Work to complete:
Copy every entry in the listing below exactly, but not the pictures.
□ □ □ □ □
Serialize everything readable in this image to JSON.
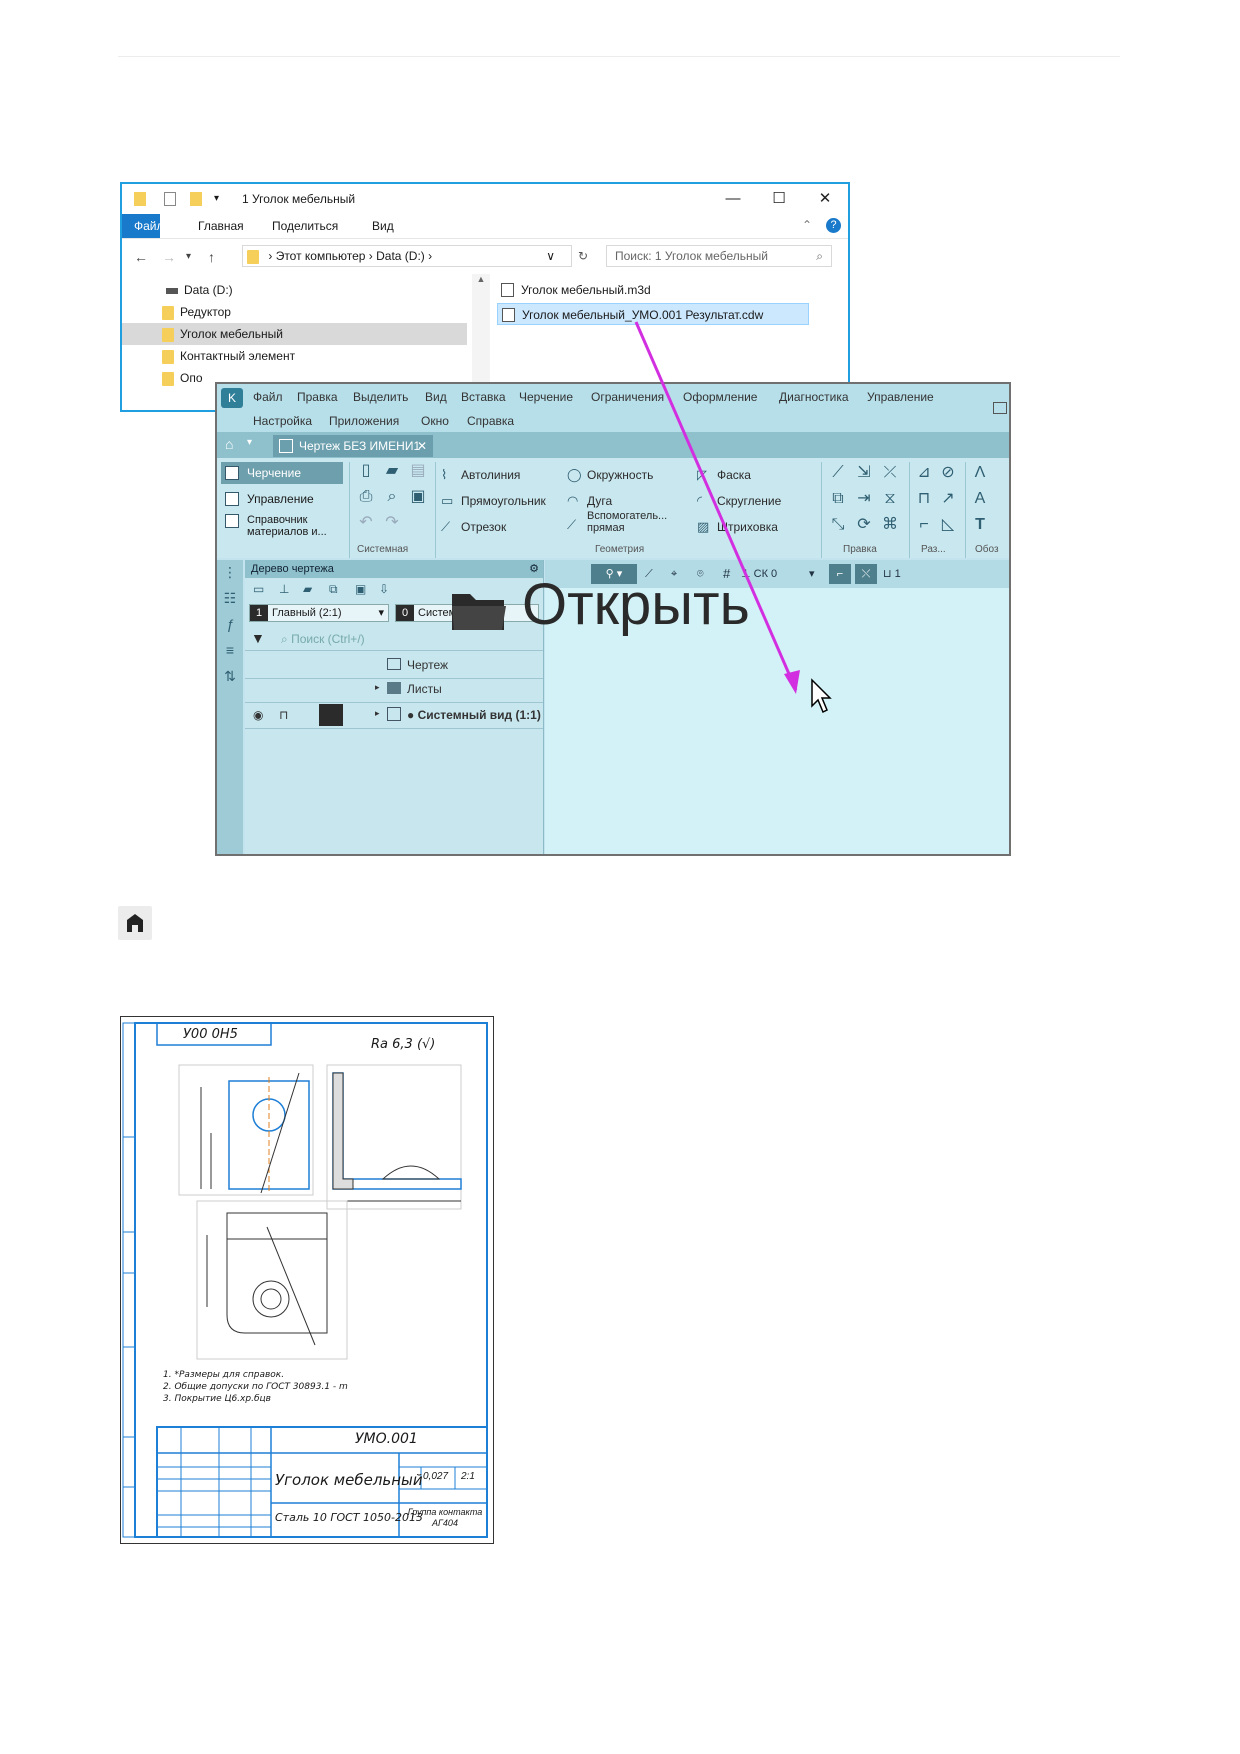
{
  "explorer": {
    "title": "1 Уголок мебельный",
    "ribbon_tabs": [
      "Файл",
      "Главная",
      "Поделиться",
      "Вид"
    ],
    "address": {
      "path": [
        "Этот компьютер",
        "Data (D:)"
      ],
      "search_placeholder": "Поиск: 1 Уголок мебельный"
    },
    "tree": [
      "Data (D:)",
      "Редуктор",
      "Уголок мебельный",
      "Контактный элемент",
      "Опо"
    ],
    "files": [
      "Уголок мебельный.m3d",
      "Уголок мебельный_УМО.001 Результат.cdw"
    ]
  },
  "kompas": {
    "menu_row1": [
      "Файл",
      "Правка",
      "Выделить",
      "Вид",
      "Вставка",
      "Черчение",
      "Ограничения",
      "Оформление",
      "Диагностика",
      "Управление"
    ],
    "menu_row2": [
      "Настройка",
      "Приложения",
      "Окно",
      "Справка"
    ],
    "doc_tab": "Чертеж БЕЗ ИМЕНИ1",
    "left_items": [
      "Черчение",
      "Управление",
      "Справочник материалов и..."
    ],
    "section_labels": [
      "Системная",
      "Геометрия",
      "Правка",
      "Раз...",
      "Обоз"
    ],
    "geometry_tools": [
      "Автолиния",
      "Прямоугольник",
      "Отрезок",
      "Окружность",
      "Дуга",
      "Вспомогатель... прямая",
      "Фаска",
      "Скругление",
      "Штриховка"
    ],
    "tree_panel": {
      "title": "Дерево чертежа",
      "view_combo": "Главный (2:1)",
      "view_num": "1",
      "layer_num": "0",
      "layer_combo": "Системный слой",
      "search_placeholder": "Поиск (Ctrl+/)",
      "rows": [
        "Чертеж",
        "Листы",
        "● Системный вид (1:1)"
      ]
    },
    "viewbar": {
      "cs": "СК 0",
      "scale": "1"
    }
  },
  "overlay_text": "Открыть",
  "drawing": {
    "roughness": "Ra 6,3 (√)",
    "stamp_top": "У00 0Н5",
    "notes": [
      "1. *Размеры для справок.",
      "2. Общие допуски по ГОСТ 30893.1 - m",
      "3. Покрытие Ц6.хр.бцв"
    ],
    "designation": "УМО.001",
    "name": "Уголок мебельный",
    "material": "Сталь 10 ГОСТ 1050-2013",
    "mass": "0,027",
    "scale": "2:1",
    "org": "Группа контакта АГ404"
  },
  "colors": {
    "accent": "#1979ca",
    "kompas_bg": "#c3e4ee",
    "arrow": "#d22fe0"
  }
}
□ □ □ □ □
Task output:
Serialize everything readable in this image to JSON.
{
  "explorer": {
    "title": "1 Уголок мебельный",
    "ribbon_tabs": [
      "Файл",
      "Главная",
      "Поделиться",
      "Вид"
    ],
    "address": {
      "path": [
        "Этот компьютер",
        "Data (D:)"
      ],
      "search_placeholder": "Поиск: 1 Уголок мебельный"
    },
    "tree": [
      "Data (D:)",
      "Редуктор",
      "Уголок мебельный",
      "Контактный элемент",
      "Опо"
    ],
    "files": [
      "Уголок мебельный.m3d",
      "Уголок мебельный_УМО.001 Результат.cdw"
    ]
  },
  "kompas": {
    "menu_row1": [
      "Файл",
      "Правка",
      "Выделить",
      "Вид",
      "Вставка",
      "Черчение",
      "Ограничения",
      "Оформление",
      "Диагностика",
      "Управление"
    ],
    "menu_row2": [
      "Настройка",
      "Приложения",
      "Окно",
      "Справка"
    ],
    "doc_tab": "Чертеж БЕЗ ИМЕНИ1",
    "left_items": [
      "Черчение",
      "Управление",
      "Справочник материалов и..."
    ],
    "section_labels": [
      "Системная",
      "Геометрия",
      "Правка",
      "Раз...",
      "Обоз"
    ],
    "geometry_tools": [
      "Автолиния",
      "Прямоугольник",
      "Отрезок",
      "Окружность",
      "Дуга",
      "Вспомогатель... прямая",
      "Фаска",
      "Скругление",
      "Штриховка"
    ],
    "tree_panel": {
      "title": "Дерево чертежа",
      "view_combo": "Главный (2:1)",
      "view_num": "1",
      "layer_num": "0",
      "layer_combo": "Системный слой",
      "search_placeholder": "Поиск (Ctrl+/)",
      "rows": [
        "Чертеж",
        "Листы",
        "● Системный вид (1:1)"
      ]
    },
    "viewbar": {
      "cs": "СК 0",
      "scale": "1"
    }
  },
  "overlay_text": "Открыть",
  "drawing": {
    "roughness": "Ra 6,3 (√)",
    "stamp_top": "У00 0Н5",
    "notes": [
      "1. *Размеры для справок.",
      "2. Общие допуски по ГОСТ 30893.1 - m",
      "3. Покрытие Ц6.хр.бцв"
    ],
    "designation": "УМО.001",
    "name": "Уголок мебельный",
    "material": "Сталь 10 ГОСТ 1050-2013",
    "mass": "0,027",
    "scale": "2:1",
    "org": "Группа контакта АГ404"
  },
  "colors": {
    "accent": "#1979ca",
    "kompas_bg": "#c3e4ee",
    "arrow": "#d22fe0"
  }
}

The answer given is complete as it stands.